At the end of World War I, a young French mother packed all she owned, including a crock full of long-handled oil paint brushes in a steamer trunk. She was starting a new life in America with her infant and husband, who was an American sailor. Sadly, the young mother became ill and perished on the journey. She never made it to America, but her small family and the crock full of paint brushes did.
That baby girl was my Aunt Lillian and the young woman’s husband was my grandfather. Years later, when I became an artist, my aunt entrusted me with these heirlooms for safekeeping. For decades those brushes had held the essence of my aunt’s mother and her story; they served as a bookmark in time. It could be said that “things” hold the loved one themselves- their smell, their touch, and in the case of my brushes, wood blessed with the marks of a teething infant. In my home the antique brushes were displayed in a place of honor.

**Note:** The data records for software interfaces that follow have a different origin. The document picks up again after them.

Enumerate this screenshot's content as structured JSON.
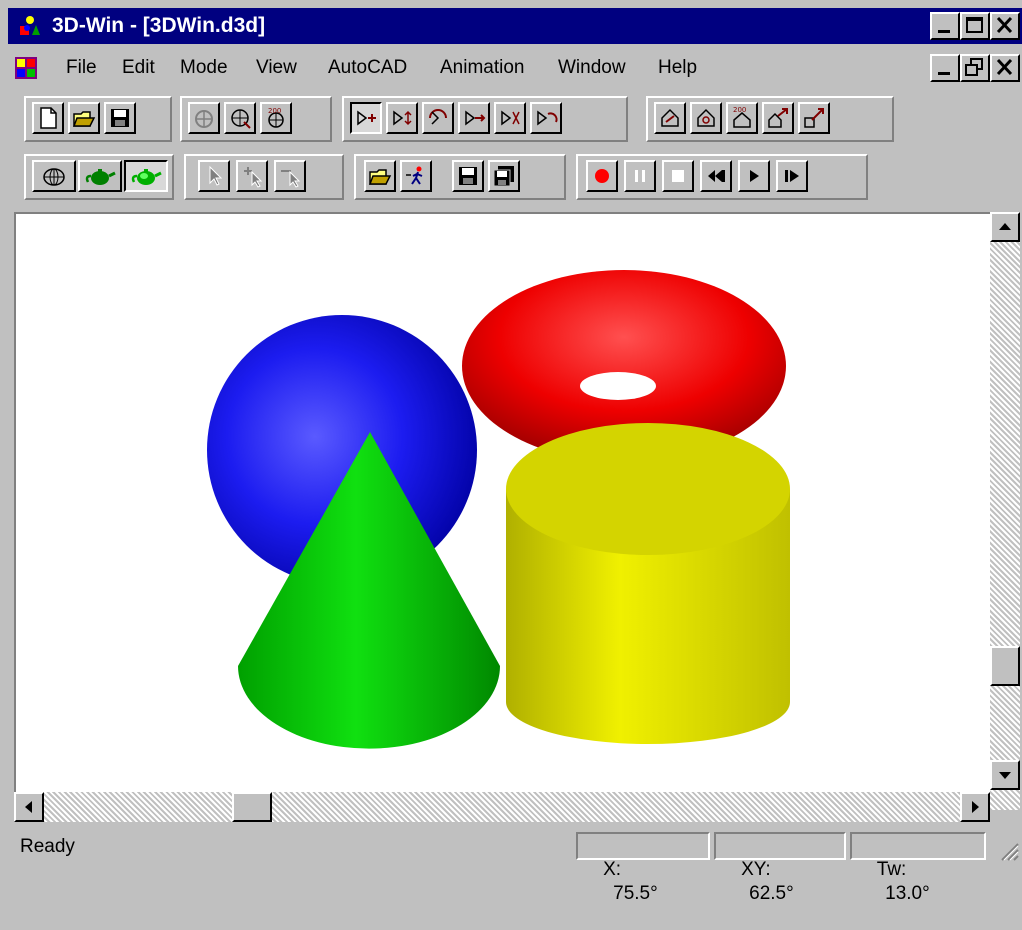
{
  "window": {
    "title": "3D-Win - [3DWin.d3d]"
  },
  "menu": {
    "items": [
      {
        "label": "File"
      },
      {
        "label": "Edit"
      },
      {
        "label": "Mode"
      },
      {
        "label": "View"
      },
      {
        "label": "AutoCAD"
      },
      {
        "label": "Animation"
      },
      {
        "label": "Window"
      },
      {
        "label": "Help"
      }
    ]
  },
  "scene": {
    "objects": [
      {
        "name": "sphere",
        "color": "#1a1aff"
      },
      {
        "name": "torus",
        "color": "#ff1a1a"
      },
      {
        "name": "cone",
        "color": "#1ac81a"
      },
      {
        "name": "cylinder",
        "color": "#e6e61a"
      }
    ]
  },
  "status": {
    "ready": "Ready",
    "x_label": "X:",
    "x_value": "75.5°",
    "xy_label": "XY:",
    "xy_value": "62.5°",
    "tw_label": "Tw:",
    "tw_value": "13.0°"
  },
  "colors": {
    "titlebar": "#000080",
    "face": "#c0c0c0",
    "record": "#ff0000"
  }
}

In 1998 our family’s Poway home suffered a devastating interior fire that destroyed two-thirds of it and much of the “stuff ” we had acquired as part of our lives. When a home is lost in a fire, the survivors often hear from well-meaning friends, “oh well, it was just stuff.” But often the “stuff ” we hold onto is the keeper of someone’s life story.
In a larger way, the home itself holds the lives of its people and its character takes on the patterns of the inhabitants. And over time, we naturally develop relationships with our homes.
Our first fire was difficult, but there was no question that we would rebuild. Four years later, in the 2003 Cedar Wildfires, the same home was burned to the ground and this time the fire took everything, including the heirloom oil paint brushes.
I was bitter. We had been through devastation by fire once already. In good faith, we had picked ourselves up and rebuilt. To have our house burn down a second time was against the odds. I felt double crossed by Mother Nature. We lost beloved pets and our newly rebuilt home. Selfishly, I was most bitter about having to rewrite my master’s thesis on Expressive Arts Therapy. Yes, I had “back up” discs. They had been in the house right next to my laptop.
This time my husband and I weighed the emotional and financial consequences of rebuilding. We waded through the confusion and inconsistencies of our insurance company, the Fire Department and the City of Poway. Each organization’s “policy” seemed to alter daily in the midst of such a widespread calamity. In 2005, we finally moved into our new home. It was bittersweet at best, but we were back.
Then a year and a half later, the dreaded reverse 911 call came with orders of mandatory evacuation; the Witch Creek Fire was approaching. Luckily, we found our home had been spared this time. As the firemen labored to contain the fires, I felt a deep compassion and empathy for what I knew the survivors of the 2007 Wildfires would have to face in the year to come.
Within a week after our evacuation, art therapist Kat Kirby, artist Jane LaFazio, and I knew we wanted to do something to help the women who lost their homes in these fires. We developed a free “Women’s Fire Survivor Support Group,” using expressive arts as the portal for healing the emotional trauma that is held in the body.
In this kind of situation, traditional therapy can fall short. The expressive arts such as drumming, painting, movement, sand tray therapy, collage, and poetry are especially effective in giving form and expression to the thoughts, feelings, and body sensations that trauma holds. When given shape through the arts, these feelings can then be seen outside of the body and therefore, become more approachable.
While feeling deeply displaced, it is crucial for fire survivors to find a neutral zone in which to feel safe. Through art-making, they step over the threshold of harsh every-day reality into creativity and play. When the art-making is complete, the group reflects on what happened. They find that their initial feelings, often full of restrictions and road blocks, have opened to new possibilities, options or insight.
This free “Women’s Fire Survivor Group” has been a safe place to create a network with others who are going through the same grief and loss; it is a place that gives space and time for participants to realize and voice their true feelings, which have often been set aside or unacknowledged as they stay strong for their families or face the insurance companies.
In the gentle but powerful ways of expressive arts, these amazing women have been able to slowly re-member their lives and find resources that are helpful. The healing found in walking through grief in a conscious way is life-changing. In doing so, trust in Mother Nature is mended. Old oak trees, loved gardens, wildlife, and pets that perished are mourned. Through time, meaningful “stuff ” like handmade Christmas ornaments, baby pictures, wedding albums, Grandmother’s rocker, family recipes or even a crock of heirloom paint brushes are acknowledged and released; only then can a new life fully begin.